In some host countries, moreover, there is open disenchantment with Cuba’s health services. Because a high number of foreign graduates of Cuban medical schools are not passing board exams back home, many local medical associations question the quality of the training and the experience of Cuban doctors who work without the required credentials. Malpractice allegations have surfaced in several countries, yet patients who have had bad outcomes from treatment have little legal recourse.

Complaints are also heard on the economic irrationality of some of the bilateral arrangements. In Venezuela and Ecuador, homegrown doctors have been fired and replaced with Cubans. While Venezuelan doctors in the public health system earn around $940 per month, Cuba is purportedly being paid many times more per doctor, although the workers actually do not receive the pay. Bolivia’s and Paraguay’s medical associations have protested loudly that local doctors earn considerably less than the Cubans and that hundreds of Paraguayans have been flown to Cuba for eye surgeries that could have been performed by local doctors at ten times lower the cost. In August 2011 Ghana signed an agreement for Cuba to train two hundred and fifty doctors over a six-year period for roughly $55,000 annually per student, even though it costs seventy percent less to train them in Ghana.

Security concerns compound the darker side of Cuba’s international medical programs. Many of the internationalists, including some doctors, are trained by Cuban intelligence to monitor the host country and diffuse opposition to Cuba or the revolutionary project. Hundreds of members of Cuba’s armed forces and paramilitary groups have allegedly been trained in technical medical specializations to serve abroad. Sources close to the Martelly government of Haiti, for instance, claim that it is known that Cuban collaborators “play a double game” by collecting intelligence. The opposition to Chávez in Venezuela has long expressed concerns regarding the large Cuban presence, and in 2010 a former Chávez aide and newly retired brigadier general publicly denounced Cuba’s use of its personnel to meddle “at the highest levels in vital areas that compromised Venezuela’s national security.” That this view was not simply that of a political malcontent was shown when the Economist reported that Cuban agents occupied key posts in Venezuela’s military intelligence agency as well as its oil, petrochemical, and construction industries, and also that hundreds of Venezuelan youth were being trained in Cuba in the tactics of social repression and political control.

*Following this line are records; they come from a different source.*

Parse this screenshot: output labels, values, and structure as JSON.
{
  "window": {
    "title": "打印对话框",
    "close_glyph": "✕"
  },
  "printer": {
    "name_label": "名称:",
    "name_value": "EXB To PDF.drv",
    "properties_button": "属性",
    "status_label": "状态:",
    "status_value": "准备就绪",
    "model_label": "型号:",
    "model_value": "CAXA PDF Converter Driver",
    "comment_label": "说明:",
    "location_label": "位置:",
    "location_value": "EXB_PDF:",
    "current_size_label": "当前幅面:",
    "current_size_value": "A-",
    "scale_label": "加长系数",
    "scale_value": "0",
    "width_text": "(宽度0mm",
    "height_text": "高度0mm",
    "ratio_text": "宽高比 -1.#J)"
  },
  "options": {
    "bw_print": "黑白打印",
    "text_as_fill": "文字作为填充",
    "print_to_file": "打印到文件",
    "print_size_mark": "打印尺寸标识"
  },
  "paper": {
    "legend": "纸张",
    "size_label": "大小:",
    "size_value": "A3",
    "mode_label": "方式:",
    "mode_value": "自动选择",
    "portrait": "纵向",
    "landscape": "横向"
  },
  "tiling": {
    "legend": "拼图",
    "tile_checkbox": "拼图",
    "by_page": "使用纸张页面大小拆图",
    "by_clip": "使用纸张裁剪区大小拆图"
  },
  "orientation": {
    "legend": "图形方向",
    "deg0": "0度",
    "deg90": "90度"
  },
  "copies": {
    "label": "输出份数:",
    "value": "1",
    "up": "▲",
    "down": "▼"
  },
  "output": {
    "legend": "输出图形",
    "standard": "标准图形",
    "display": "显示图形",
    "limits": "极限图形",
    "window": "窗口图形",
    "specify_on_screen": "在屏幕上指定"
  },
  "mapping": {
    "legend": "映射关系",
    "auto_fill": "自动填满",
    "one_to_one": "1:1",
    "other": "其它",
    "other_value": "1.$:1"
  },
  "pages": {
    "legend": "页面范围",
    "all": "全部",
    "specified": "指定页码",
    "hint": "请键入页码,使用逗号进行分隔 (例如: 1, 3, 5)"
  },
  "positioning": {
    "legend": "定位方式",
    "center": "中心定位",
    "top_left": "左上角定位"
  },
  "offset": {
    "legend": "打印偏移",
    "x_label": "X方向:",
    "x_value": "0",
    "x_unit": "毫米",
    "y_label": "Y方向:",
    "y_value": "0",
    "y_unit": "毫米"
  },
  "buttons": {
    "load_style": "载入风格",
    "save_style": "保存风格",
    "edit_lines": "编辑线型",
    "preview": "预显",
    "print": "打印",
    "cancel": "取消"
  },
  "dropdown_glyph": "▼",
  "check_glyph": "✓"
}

Cuba’s health diplomacy has been immensely successful in eliciting support for a Communist totalitarian state and huge resources for its failed economy. But it is also beginning to suffer, within and without Cuba, as a result of what the Marxists would call its own “internal contradictions.”

Maria C. Werlau is a New Jersey–based consultant and executive director of the nonprofit Cuba Archive.

OG Image: